Work to be completed » Where the string "gold" occurs in a line of the data below, that line should be copied.

(Page and application data records)
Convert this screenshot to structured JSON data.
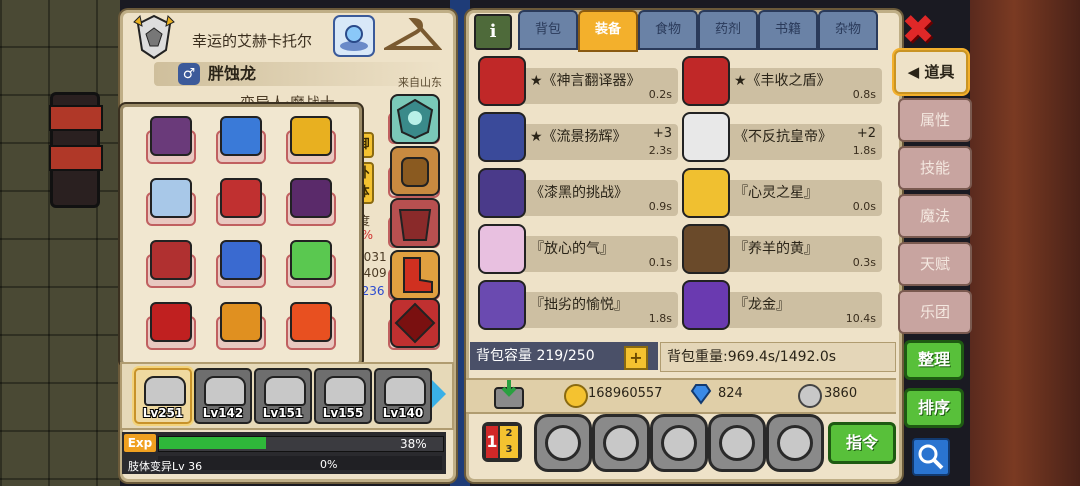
{
  "character": {
    "title_name": "幸运的艾赫卡托尔",
    "gender_symbol": "♂",
    "name": "胖蚀龙",
    "origin": "来自山东",
    "race_class": "变异人·魔战士",
    "stat_fragments": [
      "御",
      "外",
      "体",
      "度",
      "9%",
      "/8031",
      "/2409",
      "7236"
    ]
  },
  "equipment_grid": [
    {
      "name": "helmet-item"
    },
    {
      "name": "amulet-blue-gem"
    },
    {
      "name": "gold-mask"
    },
    {
      "name": "necklace-blue"
    },
    {
      "name": "red-armor"
    },
    {
      "name": "bat-wings"
    },
    {
      "name": "red-gauntlet"
    },
    {
      "name": "blue-cape"
    },
    {
      "name": "green-sword"
    },
    {
      "name": "red-blade"
    },
    {
      "name": "gold-dagger"
    },
    {
      "name": "fire-dagger"
    }
  ],
  "pets": [
    {
      "level": "Lv251",
      "active": true
    },
    {
      "level": "Lv142",
      "active": false
    },
    {
      "level": "Lv151",
      "active": false
    },
    {
      "level": "Lv155",
      "active": false
    },
    {
      "level": "Lv140",
      "active": false
    }
  ],
  "exp": {
    "label": "Exp",
    "percent": 38,
    "percent_text": "38%",
    "sub_label": "肢体变异Lv 36",
    "sub_percent_text": "0%"
  },
  "tabs": [
    {
      "label": "背包",
      "active": false
    },
    {
      "label": "装备",
      "active": true
    },
    {
      "label": "食物",
      "active": false
    },
    {
      "label": "药剂",
      "active": false
    },
    {
      "label": "书籍",
      "active": false
    },
    {
      "label": "杂物",
      "active": false
    }
  ],
  "items": [
    {
      "name": "★《神言翻译器》",
      "weight": "0.2s",
      "plus": ""
    },
    {
      "name": "★《丰收之盾》",
      "weight": "0.8s",
      "plus": ""
    },
    {
      "name": "★《流景扬辉》",
      "weight": "2.3s",
      "plus": "+3"
    },
    {
      "name": "《不反抗皇帝》",
      "weight": "1.8s",
      "plus": "+2"
    },
    {
      "name": "《漆黑的挑战》",
      "weight": "0.9s",
      "plus": ""
    },
    {
      "name": "『心灵之星』",
      "weight": "0.0s",
      "plus": ""
    },
    {
      "name": "『放心的气』",
      "weight": "0.1s",
      "plus": ""
    },
    {
      "name": "『养羊的黄』",
      "weight": "0.3s",
      "plus": ""
    },
    {
      "name": "『拙劣的愉悦』",
      "weight": "1.8s",
      "plus": ""
    },
    {
      "name": "『龙金』",
      "weight": "10.4s",
      "plus": ""
    }
  ],
  "capacity": "背包容量 219/250",
  "weight": "背包重量:969.4s/1492.0s",
  "currency": {
    "gold": "168960557",
    "diamond": "824",
    "silver": "3860"
  },
  "command_button": "指令",
  "side_menu": [
    {
      "label": "道具",
      "active": true
    },
    {
      "label": "属性",
      "active": false
    },
    {
      "label": "技能",
      "active": false
    },
    {
      "label": "魔法",
      "active": false
    },
    {
      "label": "天赋",
      "active": false
    },
    {
      "label": "乐团",
      "active": false
    }
  ],
  "organize_button": "整理",
  "sort_button": "排序",
  "colors": {
    "accent": "#f3b02c",
    "panel": "#eee2c8",
    "green": "#58c03a",
    "close": "#e02828"
  }
}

Result of the exercise »
      "name": "gold-mask"
      "name": "gold-dagger"
    "gold": "168960557",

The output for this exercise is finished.